HANTSPORT, N.S. — Leland Harvie grew up in Hantsport. Now that he’s retired, he’s heading up the Hantsport Historical Society’s genealogy operations and helping people learn more about their past.
“I didn’t really pay any attention to it myself until one day I came home and my brother had a little bristol board chart that had our father’s name, our grandfather, great-grandfather — just a little school project,” he said. “I asked where he got that, and our dad had this little book with those details, and I got really into that.”
He eventually ended up publishing a book all about the Harvie family in Hants County in the mid-1980s and has been actively involved in genealogy projects and research as a hobby since that time.
It wasn’t until the Dorie and Garnet McDade Heritage Centre opened its doors that the idea of opening up genealogy to more people seemed possible.
“We started indexing church records and census records and those sorts of things as a finding aide to help people who might have an interest in doing their family history in Hantsport,” he said.
Other research projects the society has been involved with, including a survey of the Riverbank Cemetery, have also become genealogy resources.
Many of these resources were stored in the Churchill House in Hantsport, the former home of the historical society, but it wasn’t very accessible. Now in a building all their own, it made sense to bring these documents out of storage.
“I thought, why not do some volunteer work, have someone here as a resource to the people who stop by and have questions?” he asked.
With experience doing genealogy research in other parts of the province, and the world, Harvie said the person doesn’t even have to be from Hantsport to get started.
“I’d be happy just to help out,” he said. “I just felt it might help promote the heritage centre and to bring people in.”

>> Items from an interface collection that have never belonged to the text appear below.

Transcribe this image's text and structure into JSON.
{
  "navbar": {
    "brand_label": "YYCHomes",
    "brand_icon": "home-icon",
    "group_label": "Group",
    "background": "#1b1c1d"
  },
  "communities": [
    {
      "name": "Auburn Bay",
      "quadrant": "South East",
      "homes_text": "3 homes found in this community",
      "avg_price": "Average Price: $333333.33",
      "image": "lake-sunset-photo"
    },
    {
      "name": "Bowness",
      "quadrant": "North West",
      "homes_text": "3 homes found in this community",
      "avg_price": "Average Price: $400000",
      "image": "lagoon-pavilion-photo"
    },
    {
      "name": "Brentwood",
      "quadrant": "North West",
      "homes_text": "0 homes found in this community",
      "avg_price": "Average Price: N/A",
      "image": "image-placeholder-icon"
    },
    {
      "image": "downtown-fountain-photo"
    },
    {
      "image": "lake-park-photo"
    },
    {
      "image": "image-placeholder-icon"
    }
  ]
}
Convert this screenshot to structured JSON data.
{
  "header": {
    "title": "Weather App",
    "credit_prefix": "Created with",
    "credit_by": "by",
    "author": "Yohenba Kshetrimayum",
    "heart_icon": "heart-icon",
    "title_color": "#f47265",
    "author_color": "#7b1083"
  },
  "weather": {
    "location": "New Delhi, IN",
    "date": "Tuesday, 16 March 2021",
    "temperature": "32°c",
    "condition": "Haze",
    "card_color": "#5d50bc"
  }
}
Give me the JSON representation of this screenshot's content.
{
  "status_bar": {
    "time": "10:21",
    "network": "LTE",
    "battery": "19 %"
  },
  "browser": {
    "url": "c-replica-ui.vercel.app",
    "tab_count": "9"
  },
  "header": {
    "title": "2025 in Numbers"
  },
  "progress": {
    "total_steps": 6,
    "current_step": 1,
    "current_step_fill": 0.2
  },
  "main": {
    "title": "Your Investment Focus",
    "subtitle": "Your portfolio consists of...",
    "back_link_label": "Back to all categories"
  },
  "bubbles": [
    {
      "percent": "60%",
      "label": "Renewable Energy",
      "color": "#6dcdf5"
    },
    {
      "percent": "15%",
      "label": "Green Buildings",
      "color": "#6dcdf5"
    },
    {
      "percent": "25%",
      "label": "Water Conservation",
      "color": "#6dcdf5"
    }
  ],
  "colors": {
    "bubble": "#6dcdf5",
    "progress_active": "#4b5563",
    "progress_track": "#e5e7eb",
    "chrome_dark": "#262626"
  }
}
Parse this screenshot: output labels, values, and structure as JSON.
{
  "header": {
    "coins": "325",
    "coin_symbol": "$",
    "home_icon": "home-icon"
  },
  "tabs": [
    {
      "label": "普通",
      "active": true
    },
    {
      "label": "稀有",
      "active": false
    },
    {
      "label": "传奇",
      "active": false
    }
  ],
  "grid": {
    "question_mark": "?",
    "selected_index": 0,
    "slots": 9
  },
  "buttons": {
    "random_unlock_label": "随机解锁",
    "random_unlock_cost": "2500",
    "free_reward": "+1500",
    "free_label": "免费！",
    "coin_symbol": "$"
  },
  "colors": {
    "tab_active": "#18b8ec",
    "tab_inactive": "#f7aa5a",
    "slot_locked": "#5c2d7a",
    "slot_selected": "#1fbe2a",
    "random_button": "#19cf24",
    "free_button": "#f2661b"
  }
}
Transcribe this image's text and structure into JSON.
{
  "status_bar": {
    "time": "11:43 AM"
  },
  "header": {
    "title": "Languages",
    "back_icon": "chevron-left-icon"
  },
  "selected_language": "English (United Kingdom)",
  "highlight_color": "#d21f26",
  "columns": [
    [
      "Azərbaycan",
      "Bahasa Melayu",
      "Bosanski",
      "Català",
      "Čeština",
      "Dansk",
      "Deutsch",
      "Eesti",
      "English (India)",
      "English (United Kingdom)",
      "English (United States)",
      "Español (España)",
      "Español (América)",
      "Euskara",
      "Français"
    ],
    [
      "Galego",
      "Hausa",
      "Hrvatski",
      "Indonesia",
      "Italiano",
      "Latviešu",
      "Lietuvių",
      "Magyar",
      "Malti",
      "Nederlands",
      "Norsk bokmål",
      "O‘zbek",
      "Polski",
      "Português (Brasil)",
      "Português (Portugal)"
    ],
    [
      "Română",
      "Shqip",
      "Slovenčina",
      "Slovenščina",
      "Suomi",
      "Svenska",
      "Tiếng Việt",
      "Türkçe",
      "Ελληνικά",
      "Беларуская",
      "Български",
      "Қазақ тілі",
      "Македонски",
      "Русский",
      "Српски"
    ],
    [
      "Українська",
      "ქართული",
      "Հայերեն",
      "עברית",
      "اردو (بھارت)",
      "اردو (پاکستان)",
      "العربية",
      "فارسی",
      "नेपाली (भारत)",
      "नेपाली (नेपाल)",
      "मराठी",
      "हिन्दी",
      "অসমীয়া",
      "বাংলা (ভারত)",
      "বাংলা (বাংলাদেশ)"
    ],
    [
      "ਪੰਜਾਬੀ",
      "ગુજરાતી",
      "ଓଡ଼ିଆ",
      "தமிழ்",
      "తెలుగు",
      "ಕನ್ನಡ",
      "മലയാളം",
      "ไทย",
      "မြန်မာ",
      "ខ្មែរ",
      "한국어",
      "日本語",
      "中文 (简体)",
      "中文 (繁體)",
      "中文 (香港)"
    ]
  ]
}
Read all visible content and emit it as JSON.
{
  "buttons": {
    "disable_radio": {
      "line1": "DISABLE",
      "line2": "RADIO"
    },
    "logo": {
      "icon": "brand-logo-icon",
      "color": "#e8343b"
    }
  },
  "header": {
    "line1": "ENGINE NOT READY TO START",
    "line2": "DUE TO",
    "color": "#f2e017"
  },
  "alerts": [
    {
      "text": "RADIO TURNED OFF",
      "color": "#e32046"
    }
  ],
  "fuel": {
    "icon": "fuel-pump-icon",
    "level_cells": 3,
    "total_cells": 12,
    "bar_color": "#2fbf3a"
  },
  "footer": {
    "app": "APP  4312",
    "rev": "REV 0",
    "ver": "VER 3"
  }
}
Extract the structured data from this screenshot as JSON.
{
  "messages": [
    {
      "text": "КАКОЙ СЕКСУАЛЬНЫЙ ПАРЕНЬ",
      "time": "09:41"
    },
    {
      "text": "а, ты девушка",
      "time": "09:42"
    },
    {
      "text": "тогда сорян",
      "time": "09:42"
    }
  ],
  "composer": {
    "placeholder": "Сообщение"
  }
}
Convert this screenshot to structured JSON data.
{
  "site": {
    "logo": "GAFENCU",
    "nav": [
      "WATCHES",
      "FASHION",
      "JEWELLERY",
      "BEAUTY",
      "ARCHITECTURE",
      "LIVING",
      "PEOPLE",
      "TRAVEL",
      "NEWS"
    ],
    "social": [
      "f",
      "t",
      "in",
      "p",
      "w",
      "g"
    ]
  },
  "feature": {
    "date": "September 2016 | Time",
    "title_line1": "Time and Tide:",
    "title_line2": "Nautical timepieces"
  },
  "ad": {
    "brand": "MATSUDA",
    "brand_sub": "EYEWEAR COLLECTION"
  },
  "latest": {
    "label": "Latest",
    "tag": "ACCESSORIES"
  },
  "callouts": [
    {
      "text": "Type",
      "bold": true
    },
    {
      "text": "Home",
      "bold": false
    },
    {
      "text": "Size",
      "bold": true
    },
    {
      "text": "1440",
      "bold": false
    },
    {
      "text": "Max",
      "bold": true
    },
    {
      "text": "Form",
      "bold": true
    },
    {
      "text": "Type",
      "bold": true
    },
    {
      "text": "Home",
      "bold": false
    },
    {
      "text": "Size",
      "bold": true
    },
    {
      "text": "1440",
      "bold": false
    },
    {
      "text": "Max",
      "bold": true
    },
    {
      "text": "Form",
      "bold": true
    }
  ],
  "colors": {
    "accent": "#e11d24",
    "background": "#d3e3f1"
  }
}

And for Harvie, even when people say they’re from Hantsport, it’s understood that those ties could go much further abroad, to communities like Lockhartville, Mount Denson, and Hants Border.
He doesn’t charge for people to use his services, but a donation to the heritage centre is encouraged.
How does it work?
Harvie says to start with what you know. Bring in or have ready what you already know about your family’s history. The names of your parents, grandparents —as far back as you can go. From there, Harvie will try to track down what other information he can find.
It can get tricky though.
“They might say, well, we just knew her as Gram, or Mrs. Elliott, nicknames and that, so we go through the resources we have,” he said.
They also collaborate with the West Hants Historical Society in Windsor, which have even more resources, to help narrow things down.
Harvie said he’s noticed an increase in interest in genealogy, especially as DNA testing and private companies such as ancestry.com continue to gain awareness.
“Genealogy is so much more than just names and dates, born and married and died. These people all had lives, they all had different occupations and interests. It’s amazing how far some of them travelled,” he said.
Did you know?
Leland Harvie will be helping visitors with their genealogy questions on Wednesdays from 10 a.m. until 3 p.m. throughout the summer months.